_Work item_. What is needed is an exact copy of every entry below, with the pictures left out.

+ + +

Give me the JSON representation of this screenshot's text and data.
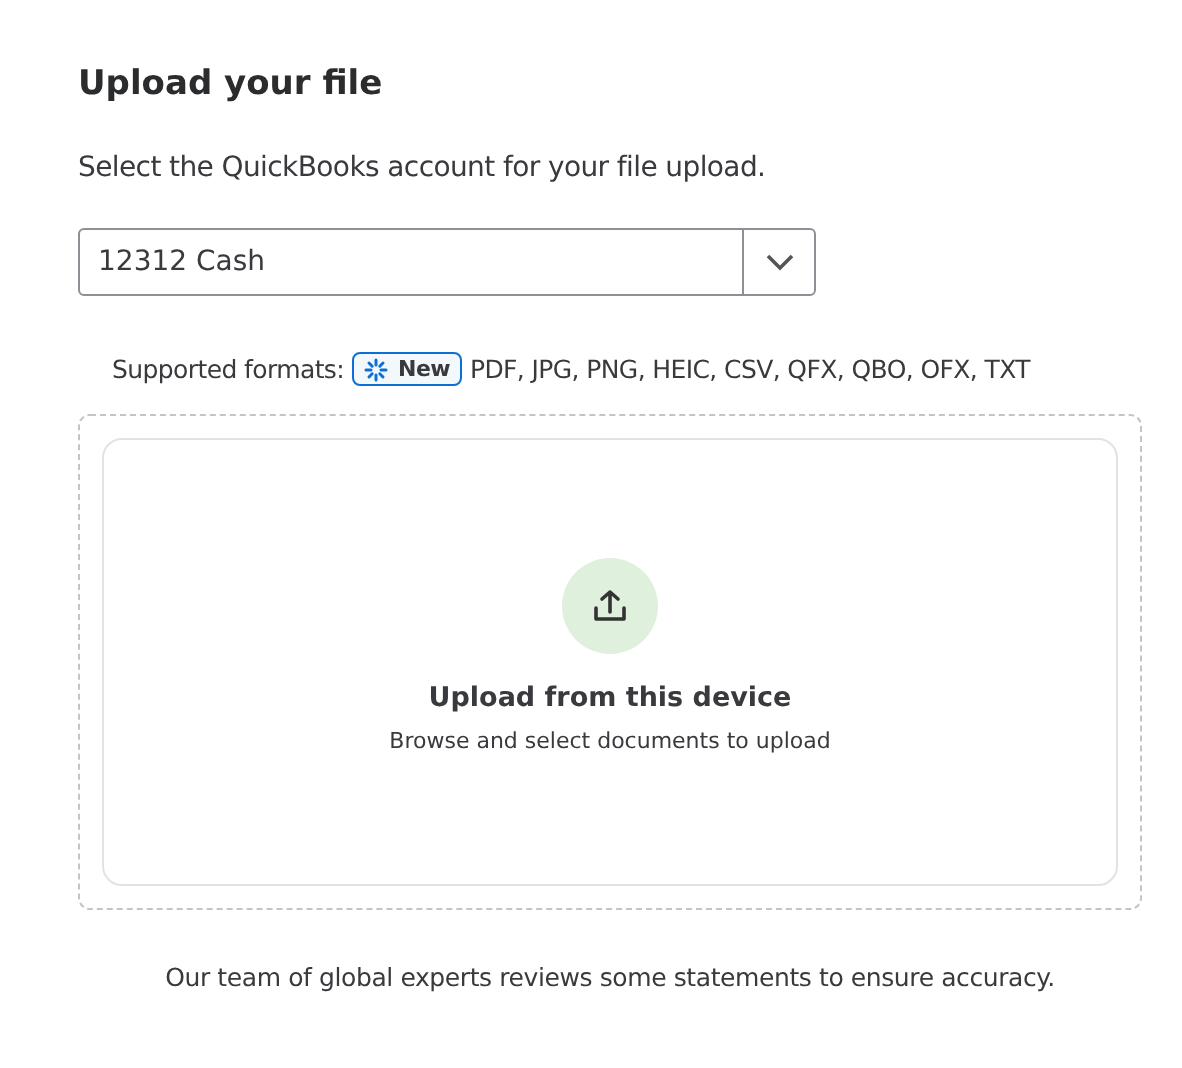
{
  "heading": "Upload your file",
  "instruction": "Select the QuickBooks account for your file upload.",
  "account_select": {
    "value": "12312 Cash"
  },
  "formats": {
    "label": "Supported formats:",
    "badge": "New",
    "list": "PDF, JPG, PNG, HEIC, CSV, QFX, QBO, OFX, TXT"
  },
  "dropzone": {
    "title": "Upload from this device",
    "subtitle": "Browse and select documents to upload"
  },
  "footer_note": "Our team of global experts reviews some statements to ensure accuracy."
}
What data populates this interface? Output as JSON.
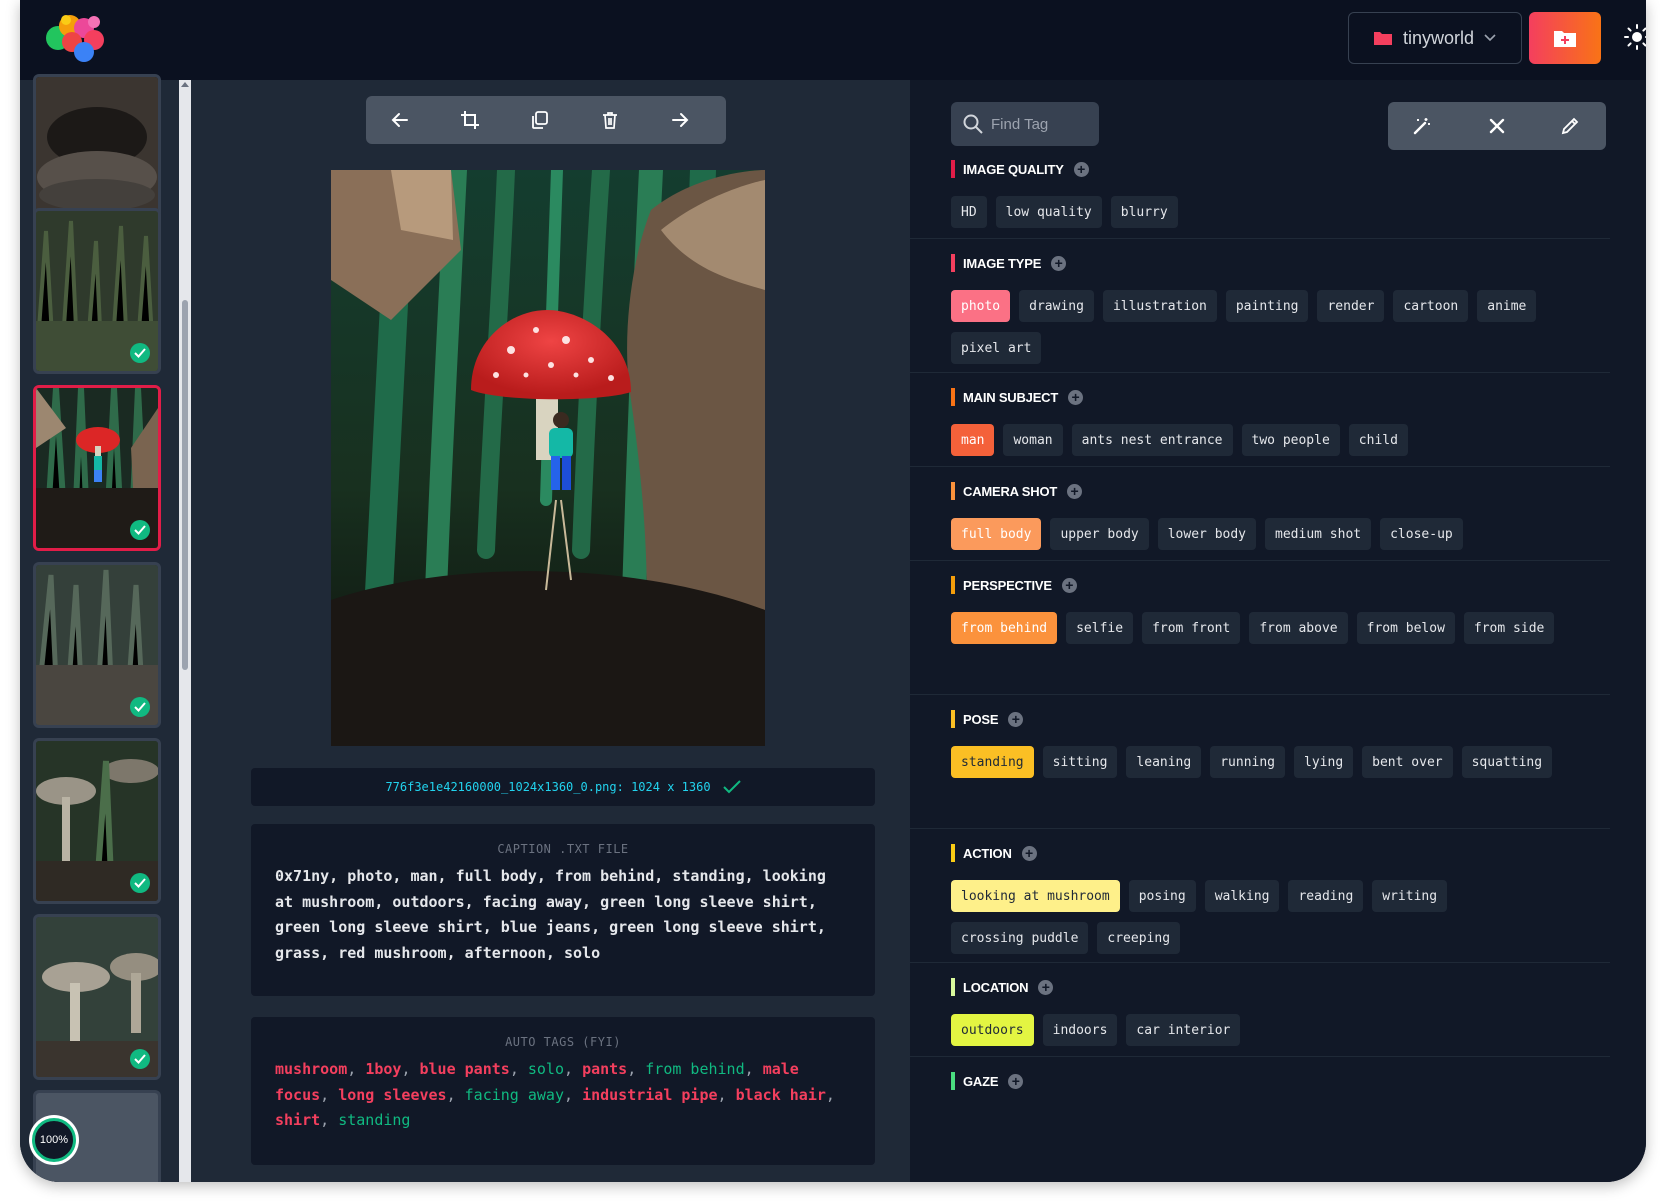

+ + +

_Answer to this exercise_.
Give me the JSON representation of this screenshot's text and data.
{
  "heading": "Upload your file",
  "instruction": "Select the QuickBooks account for your file upload.",
  "account_select": {
    "value": "12312 Cash"
  },
  "formats": {
    "label": "Supported formats:",
    "badge": "New",
    "list": "PDF, JPG, PNG, HEIC, CSV, QFX, QBO, OFX, TXT"
  },
  "dropzone": {
    "title": "Upload from this device",
    "subtitle": "Browse and select documents to upload"
  },
  "footer_note": "Our team of global experts reviews some statements to ensure accuracy."
}
What data populates this interface? Output as JSON.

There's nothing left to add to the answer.